One man's quest for tears

I had a couple of tearless years between my GCSEs and the first lockdown. Two years without a drop. Onion eyes aside, the tide was out from shore. I wasn’t lacking reasons to weep; I was fairly informed about the world’s travesties and adept at self-pitying too. I understood as well, in theory, the grievances of the poets, but my eyes never quibbled upon reading them. Thinking myself a stoic, I was proud of my drought’s endurance. If anyone ever died who wasn’t meant to yet, I assumed I’d cry then, but until that happened, I was satisfied not to dabble — keeping dry seemed like the more dignified choice of response. I was smug even, until I realised that my dry spell wasn’t a choice.

“Why couldn’t poetry, books, films, or conversations make me cry if they could make me sad?”

Not a drop, even when I felt sadness whelm invisibly. I’d be carried to the verge, but never see a drop. The tide was out, and I was getting thirsty. Marooned, I began to feel like a bit of a blockhead. Why couldn’t poetry, books, films, or conversations make me cry if they could make me sad? Solidity can be burdensome. I’d press myself, trying to upwell a tear by striking the right chord of thoughts. I’d go for a triad like ‘lost childhood’, plus ‘forgotten grief’, plus ‘everyone’s loneliness’ —or some other equivalent combination — but, although sadness would resonate, I could never seem to find the concoction of miseries required to produce a tear.

In truth, the eye cannot weep while it watches the flood line. Tears must take its flank by surprise.

So, one June night I came upstairs after finishing a movie and, pausing at the threshold of my bedroom, I felt a startling droplet peep. I noticed it; it wriggled free; it was all I mustered, but it was relief distilled. Anyone who’s ever cried after a dry while will know the nostalgia a tear can pique.

I tried to think more about the movie, to touch upon the tragic vein flowing through it, but my sentiments wouldn’t climb. Crying usually happens, or fails to happen, despite our efforts, and despite my efforts I cried no more that night.

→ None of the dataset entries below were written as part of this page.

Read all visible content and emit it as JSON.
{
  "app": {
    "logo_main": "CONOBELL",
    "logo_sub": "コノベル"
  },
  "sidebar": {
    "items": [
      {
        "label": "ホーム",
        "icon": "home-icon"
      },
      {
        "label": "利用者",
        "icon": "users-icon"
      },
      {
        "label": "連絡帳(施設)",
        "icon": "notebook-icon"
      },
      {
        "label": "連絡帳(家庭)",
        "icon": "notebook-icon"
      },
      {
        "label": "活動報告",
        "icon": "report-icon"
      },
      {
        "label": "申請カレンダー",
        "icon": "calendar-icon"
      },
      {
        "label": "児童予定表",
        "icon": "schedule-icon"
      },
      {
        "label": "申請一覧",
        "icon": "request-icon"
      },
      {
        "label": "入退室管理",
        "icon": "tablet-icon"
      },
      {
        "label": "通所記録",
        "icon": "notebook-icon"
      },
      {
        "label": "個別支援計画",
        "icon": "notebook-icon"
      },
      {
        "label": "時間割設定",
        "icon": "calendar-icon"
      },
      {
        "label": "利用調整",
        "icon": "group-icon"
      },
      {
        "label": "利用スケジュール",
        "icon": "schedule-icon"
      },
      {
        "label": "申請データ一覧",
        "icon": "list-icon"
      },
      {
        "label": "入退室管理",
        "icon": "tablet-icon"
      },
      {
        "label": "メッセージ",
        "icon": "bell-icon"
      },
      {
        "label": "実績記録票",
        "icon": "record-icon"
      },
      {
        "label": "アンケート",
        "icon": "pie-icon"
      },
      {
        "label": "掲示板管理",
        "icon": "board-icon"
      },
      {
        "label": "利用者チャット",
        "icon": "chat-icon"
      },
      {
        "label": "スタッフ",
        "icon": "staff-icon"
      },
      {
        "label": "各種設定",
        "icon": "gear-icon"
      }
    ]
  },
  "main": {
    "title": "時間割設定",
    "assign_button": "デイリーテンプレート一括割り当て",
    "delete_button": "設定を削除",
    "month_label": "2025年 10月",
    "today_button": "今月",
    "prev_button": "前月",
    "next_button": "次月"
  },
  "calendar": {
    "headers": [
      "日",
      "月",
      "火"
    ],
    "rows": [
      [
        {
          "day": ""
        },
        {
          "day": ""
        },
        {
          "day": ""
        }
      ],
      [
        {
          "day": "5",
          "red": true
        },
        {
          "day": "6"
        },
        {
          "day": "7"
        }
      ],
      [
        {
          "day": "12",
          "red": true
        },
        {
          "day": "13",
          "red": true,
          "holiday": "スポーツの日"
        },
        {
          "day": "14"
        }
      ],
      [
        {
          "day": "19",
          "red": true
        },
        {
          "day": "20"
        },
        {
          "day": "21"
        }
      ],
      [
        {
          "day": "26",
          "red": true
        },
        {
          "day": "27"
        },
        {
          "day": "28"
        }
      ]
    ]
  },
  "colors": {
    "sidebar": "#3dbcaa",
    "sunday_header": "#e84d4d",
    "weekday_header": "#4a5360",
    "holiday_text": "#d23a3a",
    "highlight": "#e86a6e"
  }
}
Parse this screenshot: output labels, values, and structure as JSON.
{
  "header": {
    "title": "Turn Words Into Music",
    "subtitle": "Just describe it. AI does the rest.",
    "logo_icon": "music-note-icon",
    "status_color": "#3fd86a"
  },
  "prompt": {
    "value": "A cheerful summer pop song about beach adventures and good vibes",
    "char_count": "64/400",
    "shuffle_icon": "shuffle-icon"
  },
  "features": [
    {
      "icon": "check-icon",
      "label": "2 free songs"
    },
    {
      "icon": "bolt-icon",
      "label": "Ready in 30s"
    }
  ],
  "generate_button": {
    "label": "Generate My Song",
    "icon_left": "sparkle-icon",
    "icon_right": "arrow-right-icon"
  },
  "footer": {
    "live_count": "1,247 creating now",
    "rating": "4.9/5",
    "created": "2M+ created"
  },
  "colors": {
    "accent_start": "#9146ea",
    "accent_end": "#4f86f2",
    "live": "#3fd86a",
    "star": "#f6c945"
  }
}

Since thawing, I estimate I’ve had my cornea leak on a bi-monthly basis. That’s every two months, not once a fortnight, so I won’t need to invest in a hanky any time soon — and, despite my progress, I’m still hankering for a cry that feels total. I have imagined this ideal state of weeping which will ecstatically discombobulate my common sense, rupture my complacency, dissolve my apathies and perhaps liquefy the rest of me too for good measure. Puddles can’t type, so you know I’m yet to achieve it.

Wading against the stream

In Glasgow they call crying ‘greeting’, and now that’s what I do, I greet my occasional and vague crying urges, embrace them, and try to wade into them. But to pursue a cry is to venture against the current; we may find tributaries, but the source of the river will always lie somewhere further upstream.

How tantalising, that there is always a deeper crying we have failed to reach.

Though a wavering drop falls to oblivion, we can never quite drop with it. Try as we might, we cannot splash; we cannot abandon ourselves utterly to the flood. Rather, the flood abandons us. Each snuffle, wince, and contraction of the throat — each reminder of our physicality — yanks us back from joining the transient translucence of tears.

And yet I find that each cry seems a little clearer, as if, after new experiences and deeper thought, I’m brought a step closer to the source of all tears. This is not to say the source of all of my tears, but rather I mean that aquifer of tragedy which dwells quietly at the centre of every life.


Mountain View

Yes Sh*t Sherlock: Why we shouldn’t be ashamed to state the obvious

By no means am I a unique crier. I believe we’re all following the same river, and our journey towards a refinement of tears, so daunting, ought to be communal.

Each cry on Earth is informed, however slightly, by the accumulation of tears that have fallen before it, and by whatever else has been tearlessly endured. Through each, the crier peers with a little more clarity beyond the murkiness of the particular moment, and towards that undiscovered source of human tears.

Deep stuff, potentially! But I never get very far myself. It seems that whenever I cry, it must end with the vain anti-climax of looking at my reflection. I just can’t help but wonder what my melting face looks like. Of course, the mirror always shows me to be more solid than I’d expected, and I usually end up laughing at myself for getting so carried away.

Yet part of me always wishes to have been carried further. Our depths can allure us, even as our swimming flounders. Shallower thoughts about the strange sensation, spectacle, and achievement of crying keep me frustratingly afloat.

Boohoo. But phew...